### Exercise prompt
Among the entries below, find the lines with "농어촌특별세" and copy them.

### Information
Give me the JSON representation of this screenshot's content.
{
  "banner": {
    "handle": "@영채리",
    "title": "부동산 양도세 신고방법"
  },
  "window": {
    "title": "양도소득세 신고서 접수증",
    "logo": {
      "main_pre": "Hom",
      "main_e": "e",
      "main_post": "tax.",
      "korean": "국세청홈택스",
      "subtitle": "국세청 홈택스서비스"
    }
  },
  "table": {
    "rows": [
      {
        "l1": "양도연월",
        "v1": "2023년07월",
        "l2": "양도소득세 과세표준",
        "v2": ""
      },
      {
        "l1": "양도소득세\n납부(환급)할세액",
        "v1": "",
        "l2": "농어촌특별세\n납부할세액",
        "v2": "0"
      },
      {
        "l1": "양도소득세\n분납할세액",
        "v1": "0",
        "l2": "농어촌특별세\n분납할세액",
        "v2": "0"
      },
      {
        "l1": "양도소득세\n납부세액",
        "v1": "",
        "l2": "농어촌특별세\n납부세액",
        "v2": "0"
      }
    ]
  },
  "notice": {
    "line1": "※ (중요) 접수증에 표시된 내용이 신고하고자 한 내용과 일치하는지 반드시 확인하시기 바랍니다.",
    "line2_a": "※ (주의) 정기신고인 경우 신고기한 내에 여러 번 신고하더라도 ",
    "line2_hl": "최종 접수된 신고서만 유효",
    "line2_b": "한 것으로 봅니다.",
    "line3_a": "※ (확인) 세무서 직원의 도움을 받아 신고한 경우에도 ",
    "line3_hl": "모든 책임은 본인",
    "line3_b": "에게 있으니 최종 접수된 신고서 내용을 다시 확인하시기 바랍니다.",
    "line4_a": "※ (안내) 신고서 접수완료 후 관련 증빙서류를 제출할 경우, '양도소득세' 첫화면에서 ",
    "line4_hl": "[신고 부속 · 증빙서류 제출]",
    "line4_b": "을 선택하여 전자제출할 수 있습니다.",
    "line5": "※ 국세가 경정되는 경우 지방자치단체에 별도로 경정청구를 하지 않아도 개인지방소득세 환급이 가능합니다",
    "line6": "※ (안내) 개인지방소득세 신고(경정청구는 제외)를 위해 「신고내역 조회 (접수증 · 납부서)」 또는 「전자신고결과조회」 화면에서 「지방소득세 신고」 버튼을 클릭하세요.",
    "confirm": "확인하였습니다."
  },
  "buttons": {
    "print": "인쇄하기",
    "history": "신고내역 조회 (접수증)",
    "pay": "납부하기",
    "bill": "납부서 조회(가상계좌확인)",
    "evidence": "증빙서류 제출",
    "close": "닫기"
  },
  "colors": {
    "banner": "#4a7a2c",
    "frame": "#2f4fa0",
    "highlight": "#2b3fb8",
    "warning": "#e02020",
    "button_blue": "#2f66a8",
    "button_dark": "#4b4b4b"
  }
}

### Solved problem
        "l2": "농어촌특별세\n납부할세액",
        "l2": "농어촌특별세\n분납할세액",
        "l2": "농어촌특별세\n납부세액",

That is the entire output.